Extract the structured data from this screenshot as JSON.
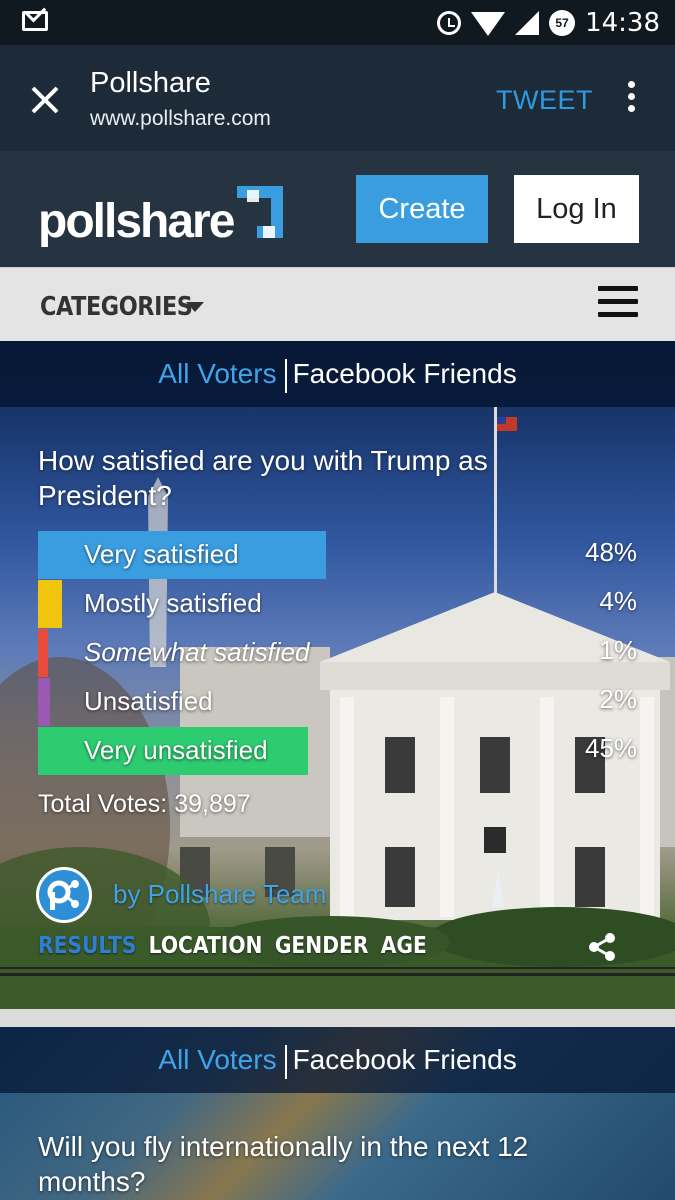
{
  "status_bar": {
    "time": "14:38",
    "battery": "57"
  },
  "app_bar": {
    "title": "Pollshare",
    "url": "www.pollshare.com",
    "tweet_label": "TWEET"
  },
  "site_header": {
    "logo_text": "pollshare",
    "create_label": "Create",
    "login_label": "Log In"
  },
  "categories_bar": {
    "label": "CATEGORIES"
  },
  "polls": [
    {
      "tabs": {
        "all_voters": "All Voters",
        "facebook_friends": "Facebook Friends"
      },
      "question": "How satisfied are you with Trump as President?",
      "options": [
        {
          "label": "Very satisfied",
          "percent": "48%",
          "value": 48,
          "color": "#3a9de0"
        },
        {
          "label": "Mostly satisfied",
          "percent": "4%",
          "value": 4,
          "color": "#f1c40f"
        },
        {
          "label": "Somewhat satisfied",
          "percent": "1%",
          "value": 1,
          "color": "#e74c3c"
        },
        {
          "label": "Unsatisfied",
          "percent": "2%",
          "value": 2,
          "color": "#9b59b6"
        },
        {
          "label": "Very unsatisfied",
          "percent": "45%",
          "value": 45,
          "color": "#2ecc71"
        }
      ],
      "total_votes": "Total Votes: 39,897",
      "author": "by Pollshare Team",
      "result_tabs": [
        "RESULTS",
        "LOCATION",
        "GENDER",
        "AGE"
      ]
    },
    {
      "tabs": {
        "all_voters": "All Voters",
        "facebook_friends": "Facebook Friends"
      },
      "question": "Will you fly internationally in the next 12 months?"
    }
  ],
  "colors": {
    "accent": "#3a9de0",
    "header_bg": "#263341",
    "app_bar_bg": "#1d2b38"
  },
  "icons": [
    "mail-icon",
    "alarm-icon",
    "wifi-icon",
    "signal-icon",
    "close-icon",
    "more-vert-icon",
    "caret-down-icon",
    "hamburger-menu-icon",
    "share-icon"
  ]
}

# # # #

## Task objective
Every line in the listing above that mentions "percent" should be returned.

## Answer to this problem
          "percent": "48%",
          "percent": "4%",
          "percent": "1%",
          "percent": "2%",
          "percent": "45%",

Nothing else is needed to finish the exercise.